Neither of the combatants in the City of St. Thomas vs. Sutherland Lofts hearing was the star of the show Wednesday at the Elgin County Courthouse.
That honour went to his honour, Justice Peter Hockin , who had no qualms about speaking his mind, sharing his thoughts and guiding lawyers Valerie M’Garry and John Sanders down the path of least resistance.
Or as he stressed, “I don’t want to spin our wheels on collateral issues.”
Now remember, this is the same Justice Hockin who, in 2008, overturned a ruling from Justice David Little that gave the city the go-ahead to demolish the four-storey structure.
In reference to the boxes of evidence accumulated since then, Hockin cut to the chase. “Is it unsafe right now . . . there were recommendations of what could have been done but never was done.”
Pending council approval, the city will proceed with design work for Phase 2 of Talbot Street redevelopment.
With successful completion of the initial phase last summer – at a cost of $3.2 million – the plan is to move east and begin work on that stretch of the roadway between Pearl and Mary streets.
Survey work will begin in the near future and include locates of existing utilities, a process that should entail little in the way of disruption to pedestrian or vehicular traffic.
This second phase will continue the success of the streetscape theme undertaken last year, advised David Jackson, the city’s manager of public works.
“The aesthetics of the street will be enhanced, a pedestrian friendly zone will be prioritized, and the majority of existing parking spaces will be maintained,” wrote Jackson in a release.
The project will include replacement of the sanitary sewer, watermain, utilities, road, sidewalk, and streetlights.
As was the case last spring and summer, Talbot Street will be closed to vehicular traffic in a phased fashion.
The construction will “include tight schedule deadlines and financial penalties to ensure it is completed as quickly as possible,” stressed Jackson.
Pedestrian access will more or less be maintained, with minor disruptions.
While no date has yet been established, Jackson advised a public meeting will be held in late 2017 where residents and business owners will have an opportunity to review the plans and learn more about construction timing and impacts.
Questions and comments may be emailed to
: City Scope
Although the city was unable to obtain funding under the Canada 150 grant, an ambitious path project linking the west end of St. Thomas to the east side along its southern boundary will march ahead as planned.
The South Path Connectivity Project involves a 4.2 km multi-use asphalt trail that will connect with the existing London & Port Stanley Rail Corridor in the west and extend the existing OPS recreational to Elm Street in the east.
Several dozen people attended the Gateway Roundabout public information session Wednesday evening at city hall to pepper staff with questions on the ambitious $2.1 million undertaking.
The project includes the removal of the oldest traffic signal in St. Thomas and replacement with a roundabout.

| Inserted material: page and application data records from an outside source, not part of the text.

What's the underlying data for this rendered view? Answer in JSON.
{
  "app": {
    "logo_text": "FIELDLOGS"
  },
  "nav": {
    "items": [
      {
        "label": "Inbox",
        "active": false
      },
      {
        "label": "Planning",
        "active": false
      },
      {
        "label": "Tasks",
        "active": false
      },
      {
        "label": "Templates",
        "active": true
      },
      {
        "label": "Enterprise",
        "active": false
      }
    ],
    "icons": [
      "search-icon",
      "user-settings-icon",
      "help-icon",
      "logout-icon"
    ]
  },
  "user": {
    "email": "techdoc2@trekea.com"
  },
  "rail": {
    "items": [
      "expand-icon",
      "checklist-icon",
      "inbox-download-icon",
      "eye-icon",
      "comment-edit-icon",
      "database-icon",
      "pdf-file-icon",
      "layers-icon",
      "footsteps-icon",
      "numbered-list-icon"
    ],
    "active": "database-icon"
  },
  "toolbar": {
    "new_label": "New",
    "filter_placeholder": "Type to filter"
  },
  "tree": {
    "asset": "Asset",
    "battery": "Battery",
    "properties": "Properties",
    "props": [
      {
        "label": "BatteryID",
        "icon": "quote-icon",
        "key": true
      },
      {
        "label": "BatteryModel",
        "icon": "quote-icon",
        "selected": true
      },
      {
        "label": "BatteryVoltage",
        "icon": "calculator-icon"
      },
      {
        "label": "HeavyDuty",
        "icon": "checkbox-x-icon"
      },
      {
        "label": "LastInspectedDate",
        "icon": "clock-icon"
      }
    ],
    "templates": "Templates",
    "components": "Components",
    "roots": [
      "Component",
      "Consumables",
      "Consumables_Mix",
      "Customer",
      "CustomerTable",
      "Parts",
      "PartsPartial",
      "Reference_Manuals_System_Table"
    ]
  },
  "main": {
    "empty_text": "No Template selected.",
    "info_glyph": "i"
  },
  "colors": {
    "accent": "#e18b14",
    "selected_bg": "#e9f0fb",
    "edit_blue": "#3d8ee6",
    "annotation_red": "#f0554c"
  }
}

This signal and the approach roads are well beyond their expected lifecycle, according to city staff. This intersection is also a significant safety concern due to the misaligned lane configuration and lack of left turn lanes. Continue reading
It has served the city well over its 33 year lifespan however the knackered Dalewood bridge is well past retirement.

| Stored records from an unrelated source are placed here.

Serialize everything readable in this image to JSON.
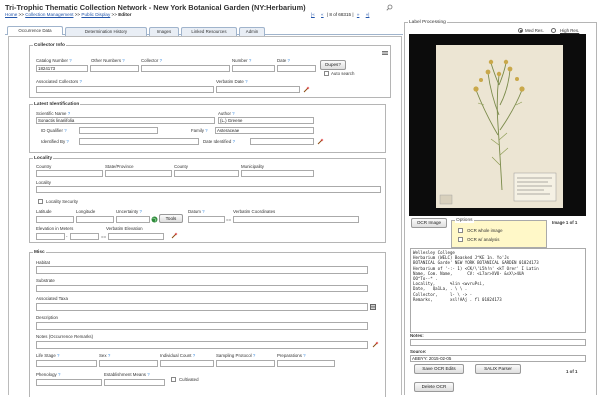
{
  "header": {
    "title": "Tri-Trophic Thematic Collection Network - New York Botanical Garden (NY:Herbarium)",
    "breadcrumb": {
      "home": "Home",
      "sep": ">>",
      "collection_mgmt": "Collection Management",
      "public_display": "Public Display",
      "editor": "Editor"
    },
    "nav": {
      "first": "|«",
      "prev": "«",
      "record_status": "8 of 68315",
      "next": "»",
      "last": "»|",
      "search_icon": "search-icon"
    }
  },
  "tabs": [
    {
      "label": "Occurrence Data",
      "active": true
    },
    {
      "label": "Determination History",
      "active": false
    },
    {
      "label": "Images",
      "active": false
    },
    {
      "label": "Linked Resources",
      "active": false
    },
    {
      "label": "Admin",
      "active": false
    }
  ],
  "collector_info": {
    "legend": "Collector Info",
    "catalog_number_label": "Catalog Number",
    "catalog_number": "1824173",
    "other_numbers_label": "Other Numbers",
    "collector_label": "Collector",
    "number_label": "Number",
    "date_label": "Date",
    "dupes_button": "Dupes?",
    "auto_search_label": "Auto search",
    "associated_collectors_label": "Associated Collectors",
    "verbatim_date_label": "Verbatim Date"
  },
  "latest_identification": {
    "legend": "Latest Identification",
    "scientific_name_label": "Scientific Name",
    "scientific_name": "Sonactis linariifolia",
    "author_label": "Author",
    "author": "(L.) Greene",
    "id_qualifier_label": "ID Qualifier",
    "family_label": "Family",
    "family": "Asteraceae",
    "identified_by_label": "Identified By",
    "date_identified_label": "Date Identified"
  },
  "locality": {
    "legend": "Locality",
    "country_label": "Country",
    "state_label": "State/Province",
    "county_label": "County",
    "municipality_label": "Municipality",
    "locality_label": "Locality",
    "locality_security_label": "Locality Security",
    "latitude_label": "Latitude",
    "longitude_label": "Longitude",
    "uncertainty_label": "Uncertainty",
    "tools_button": "Tools",
    "datum_label": "Datum",
    "verbatim_coords_label": "Verbatim Coordinates",
    "elevation_label": "Elevation in Meters",
    "verbatim_elevation_label": "Verbatim Elevation",
    "equals": "=="
  },
  "misc": {
    "legend": "Misc",
    "habitat_label": "Habitat",
    "substrate_label": "Substrate",
    "associated_taxa_label": "Associated Taxa",
    "description_label": "Description",
    "notes_label": "Notes (Occurrence Remarks)",
    "life_stage_label": "Life Stage",
    "sex_label": "Sex",
    "individual_count_label": "Individual Count",
    "sampling_protocol_label": "Sampling Protocol",
    "preparations_label": "Preparations",
    "phenology_label": "Phenology",
    "establishment_label": "Establishment Means",
    "cultivated_label": "Cultivated"
  },
  "label_processing": {
    "legend": "Label Processing",
    "med_res_label": "Med Res.",
    "high_res_label": "High Res.",
    "ocr_image_button": "OCR Image",
    "options_legend": "Options",
    "ocr_whole_image_label": "OCR whole image",
    "ocr_w_analysis_label": "OCR w/ analysis",
    "image_count": "Image 1 of 1",
    "ocr_text": "Wellesley College\nHerbarium (WELC) Boasked J^KE 1n. Yo'Js\nBOTANICAL Garde' NEW YORK BOTANICAL GARDEN 01824173\nHerbarium of '-:- 1) <CK/\\'L5h!n' <kT Orer' I Latin\nName, Com. Name,      CV: <L7ar>XVO- &sX\\>4UA\nOO^To--* .\nLocality,      %lin <wvruPsi,\nDate,   Qa1La, . \\ \\ .\nCollector,     l- \\ -> -\nRemarks,       xsl!AAj . fl 01824173",
    "notes_label": "Notes:",
    "source_label": "Source:",
    "source_value": "ABBYY: 2015-02-05",
    "save_ocr_button": "Save OCR Edits",
    "salix_button": "SALIX Parser",
    "page_count": "1 of 1",
    "delete_ocr_button": "Delete OCR"
  }
}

The Ministry of Transportation supplied the single-lane Bailey bridge in 1983 as a temporary measure and the structure has major issues relating to the abutments and embankments.
A report coming to city council Tuesday outlines the preferred replacement solution: a structure consisting of two vehicle lanes and a sidewalk on the east side. So no more pausing at either end to let opposing traffic proceed.
While no final design is being put forth at this time, the report from David Jackson, manager of capital works, paints an imaginative picture of possible options.
“Bridges remain visible pieces of the community for over 100 years,” writes Jackson. “With some creative design and cost effective engineering they can become icons that contribute towards community identity. Continue reading